# Integrate cos(lnx)dx

1. Jan 25, 2011

### Cudi1

1. The problem statement, all variables and given/known data
let u=lnx
du=1/x*dx
dv=cosdx
v=-sin
2. Relevant equations
Now im confused as im getting nowhere with this substiution, i learned the LIPTE rule but its quite confusing, i have a function within a function

3. The attempt at a solution

2. Jan 25, 2011

### Cudi1

for integration by parts to work, i would need two differentiable functions, but the cosdx is not differentiable would it need to be cosxdx for it to be differentiated?

3. Jan 25, 2011

### Dickfore

Is the integral:

$$\int{\cos{(\ln{(x)})} \, dx}$$

If it is, make the substitution:

$$t = \ln{(x)} \Rightarrow x = e^{t}$$

and substitute everywhere. The integral that you will get can be integrated by using integration by parts twice, or, if you know complex numbers, by representing the trigonometric function through the complex exponential.

4. Jan 25, 2011

### Cudi1

it is just cos(lnx)dx

5. Jan 25, 2011

### Dickfore

then proceed as I told you.

6. Jan 25, 2011

### Cudi1

ok im getting an integral of the form : coste^tdt. is this correct?

7. Jan 25, 2011

### Dickfore

yes. proceed by integration by parts or using complex exponentials.

8. Jan 25, 2011

### Cudi1

ok thank you for the help, quick question why do we have to let t=lnx?

9. Jan 25, 2011

### Dickfore

We have a composite function $\cos{(\ln{x})}$ of two elementary functions (trigonometric and logarithmic). As a combination, it does not have an immediate table integral.
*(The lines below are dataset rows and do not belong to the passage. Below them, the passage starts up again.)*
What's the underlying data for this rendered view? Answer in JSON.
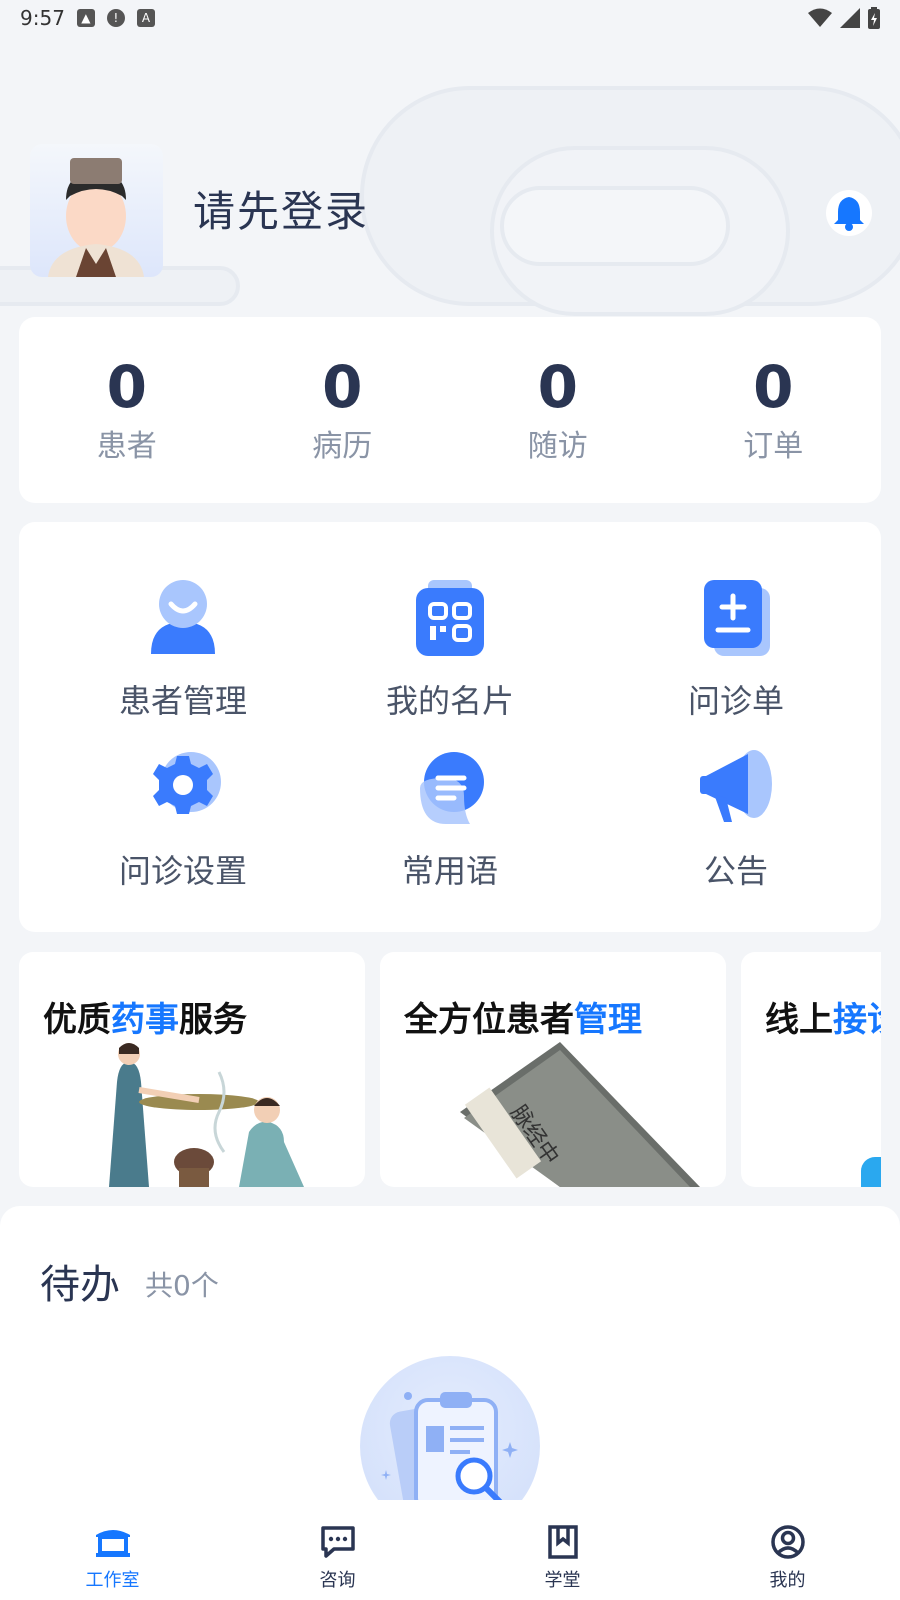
{
  "status_bar": {
    "time": "9:57"
  },
  "profile": {
    "login_prompt": "请先登录"
  },
  "stats": [
    {
      "value": "0",
      "label": "患者"
    },
    {
      "value": "0",
      "label": "病历"
    },
    {
      "value": "0",
      "label": "随访"
    },
    {
      "value": "0",
      "label": "订单"
    }
  ],
  "grid": [
    {
      "label": "患者管理",
      "icon": "patient-icon"
    },
    {
      "label": "我的名片",
      "icon": "qr-card-icon"
    },
    {
      "label": "问诊单",
      "icon": "consult-form-icon"
    },
    {
      "label": "问诊设置",
      "icon": "settings-gear-icon"
    },
    {
      "label": "常用语",
      "icon": "chat-bubble-icon"
    },
    {
      "label": "公告",
      "icon": "megaphone-icon"
    }
  ],
  "banners": [
    {
      "title_plain": "优质",
      "title_hl": "药事",
      "title_rest": "服务"
    },
    {
      "title_plain": "全方位患者",
      "title_hl": "管理",
      "title_rest": ""
    },
    {
      "title_plain": "线上",
      "title_hl": "接诊",
      "title_rest": ""
    }
  ],
  "book_text": "脉经中",
  "todo": {
    "title": "待办",
    "count_text": "共0个"
  },
  "nav": [
    {
      "label": "工作室",
      "icon": "studio-icon",
      "active": true
    },
    {
      "label": "咨询",
      "icon": "chat-icon",
      "active": false
    },
    {
      "label": "学堂",
      "icon": "bookmark-icon",
      "active": false
    },
    {
      "label": "我的",
      "icon": "user-circle-icon",
      "active": false
    }
  ],
  "colors": {
    "accent": "#1677ff",
    "text_primary": "#2a3552",
    "text_secondary": "#8a94a6",
    "icon_blue": "#3a7bfd"
  }
}
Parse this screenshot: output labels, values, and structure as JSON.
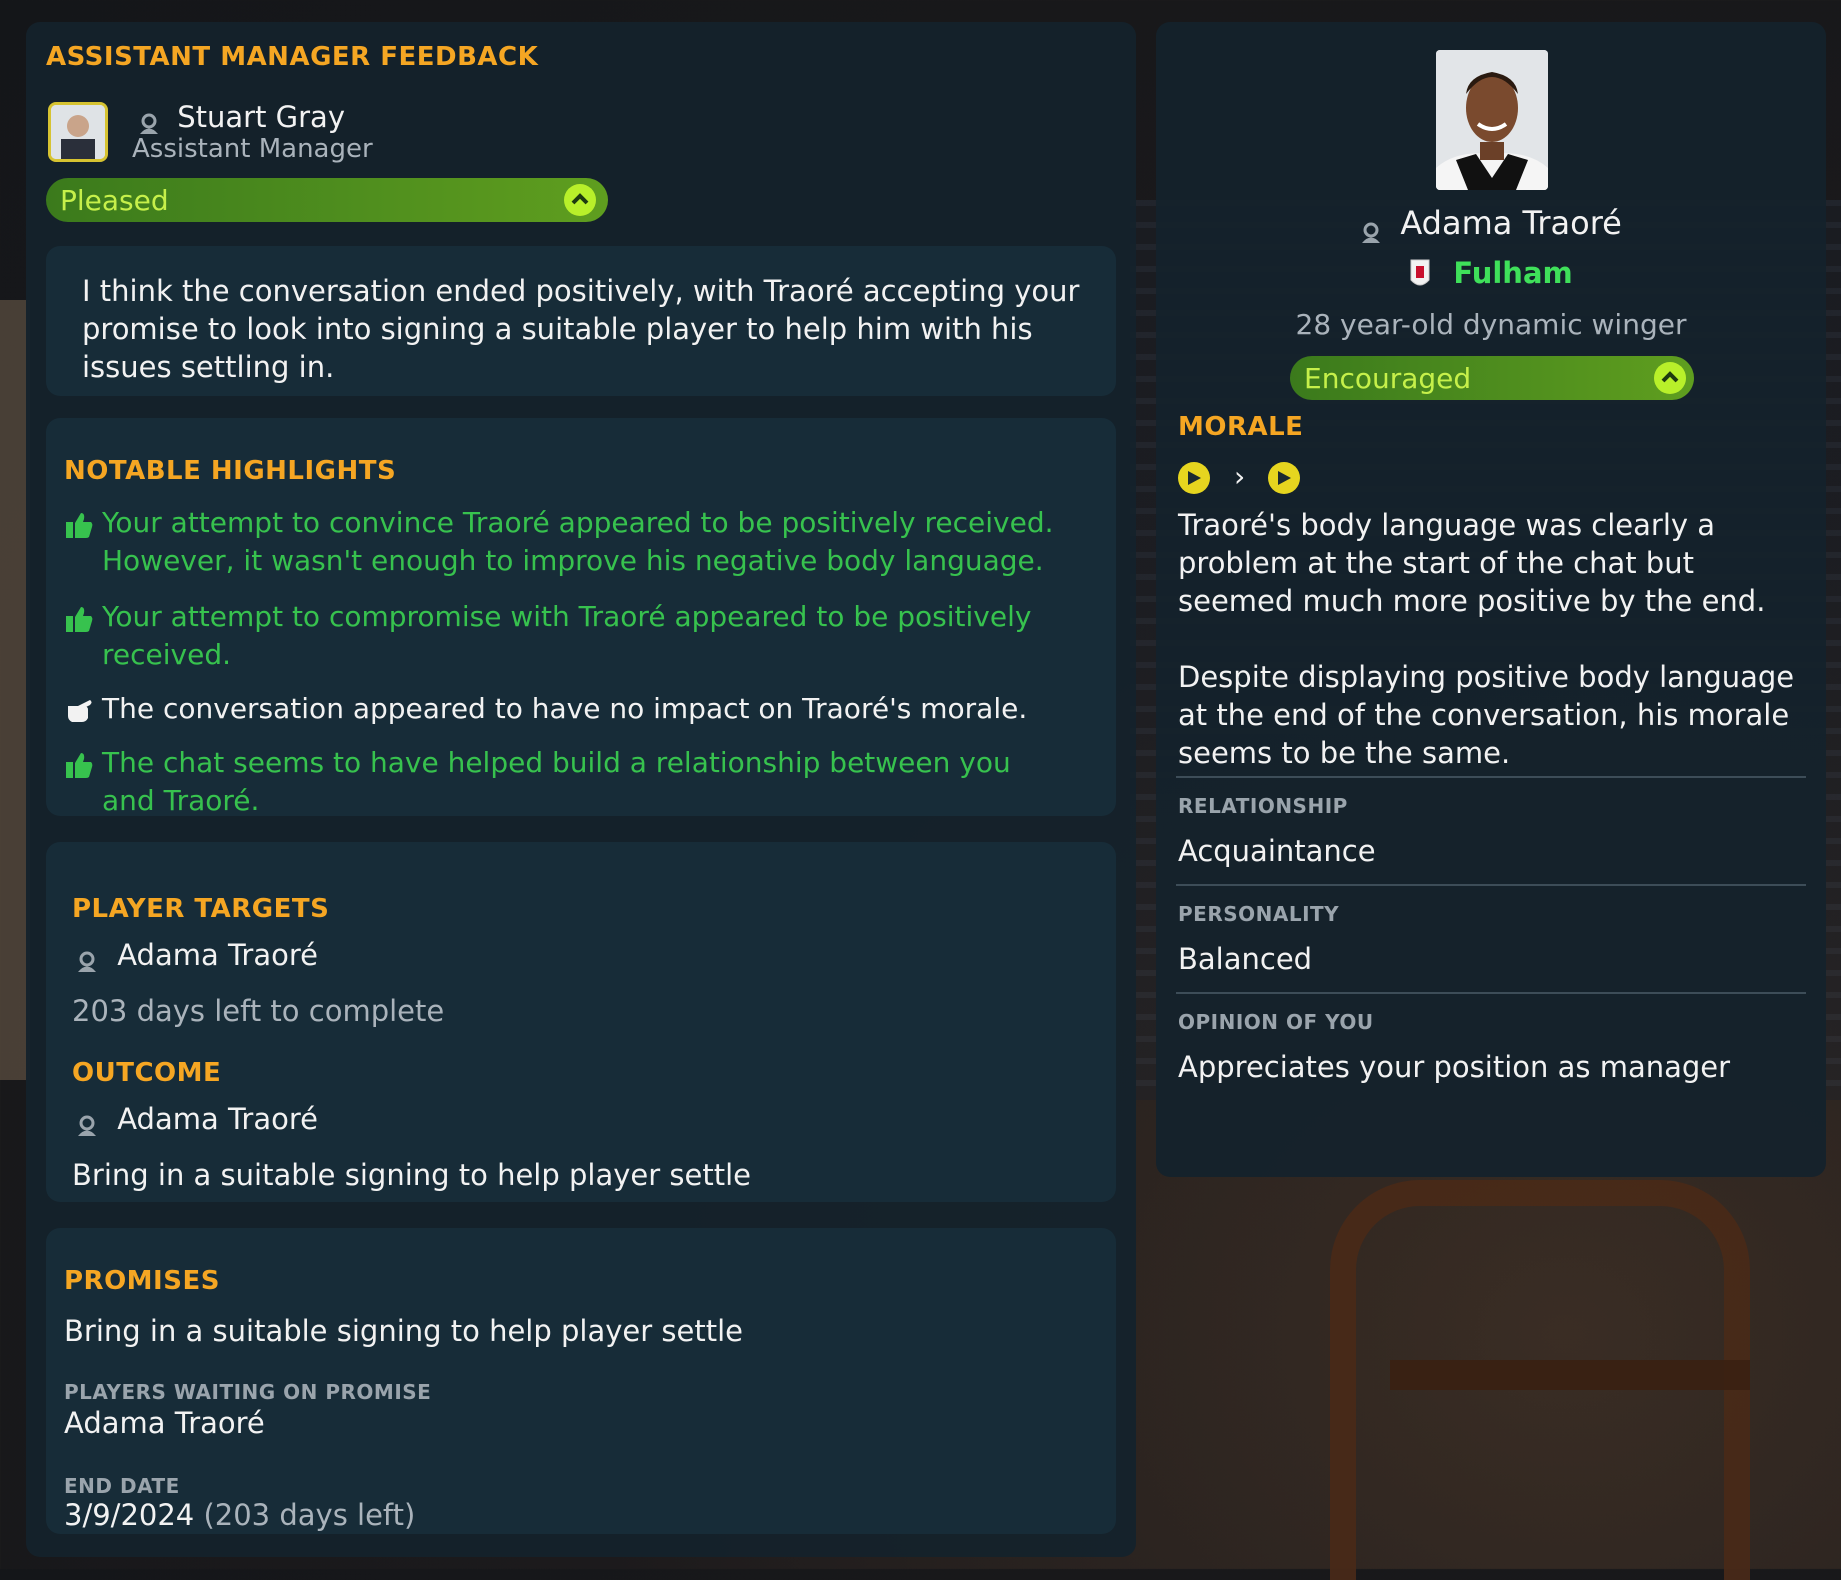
{
  "feedback": {
    "heading": "ASSISTANT MANAGER FEEDBACK",
    "staff_name": "Stuart Gray",
    "staff_role": "Assistant Manager",
    "mood": "Pleased",
    "quote": "I think the conversation ended positively, with Traoré accepting your promise to look into signing a suitable player to help him with his issues settling in."
  },
  "highlights": {
    "heading": "NOTABLE HIGHLIGHTS",
    "items": [
      {
        "icon": "thumbs-up-icon",
        "tone": "positive",
        "text": "Your attempt to convince Traoré appeared to be positively received. However, it wasn't enough to improve his negative body language."
      },
      {
        "icon": "thumbs-up-icon",
        "tone": "positive",
        "text": "Your attempt to compromise with Traoré appeared to be positively received."
      },
      {
        "icon": "thumbs-sideways-icon",
        "tone": "neutral",
        "text": "The conversation appeared to have no impact on Traoré's morale."
      },
      {
        "icon": "thumbs-up-icon",
        "tone": "positive",
        "text": "The chat seems to have helped build a relationship between you and Traoré."
      }
    ]
  },
  "targets": {
    "heading": "PLAYER TARGETS",
    "player": "Adama Traoré",
    "days_left": "203 days left to complete",
    "outcome_heading": "OUTCOME",
    "outcome_player": "Adama Traoré",
    "outcome_text": "Bring in a suitable signing to help player settle"
  },
  "promises": {
    "heading": "PROMISES",
    "text": "Bring in a suitable signing to help player settle",
    "waiting_label": "PLAYERS WAITING ON PROMISE",
    "waiting_player": "Adama Traoré",
    "end_label": "END DATE",
    "end_date": "3/9/2024",
    "end_days": "(203 days left)"
  },
  "player": {
    "name": "Adama Traoré",
    "club": "Fulham",
    "description": "28 year-old dynamic winger",
    "mood": "Encouraged",
    "morale_heading": "MORALE",
    "morale_text_1": "Traoré's body language was clearly a problem at the start of the chat but seemed much more positive by the end.",
    "morale_text_2": "Despite displaying positive body language at the end of the conversation, his morale seems to be the same.",
    "relationship_label": "RELATIONSHIP",
    "relationship": "Acquaintance",
    "personality_label": "PERSONALITY",
    "personality": "Balanced",
    "opinion_label": "OPINION OF YOU",
    "opinion": "Appreciates your position as manager"
  },
  "colors": {
    "accent": "#f5a623",
    "positive": "#37c24e",
    "mood_bar": "#5f9e1f",
    "panel": "#14222c"
  }
}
But, the method of substitution, which is nothing but inverting the chain rule for derivatives of composite functions, works exactly for such compound functions.

10. Jan 25, 2011

### Cudi1

thank you, lastly i end up with 1/2(e^tcost-e^tsint), do i sub back , so that x=e^t and t=lnx
which leaves me with : 1/2x(cos(lnx)-sin(lnx)+c?

11. Jan 25, 2011

### Dickfore

I think the sign in front of the sine should be + and the result should be:

$$\frac{1}{2} x \left[\cos{\left(\ln{(x)}\right)} + \sin{\left(\ln{(x)}\right)}\right]+ C$$

12. Jan 25, 2011

### Cudi1

yes, made a slight mistake thank you very much for the help, i tried doing it another way by letting u=cos(lnx) and dv=dx and i arrived at the same answer

13. Jan 25, 2011

### Dickfore

yes, the x's will cancel.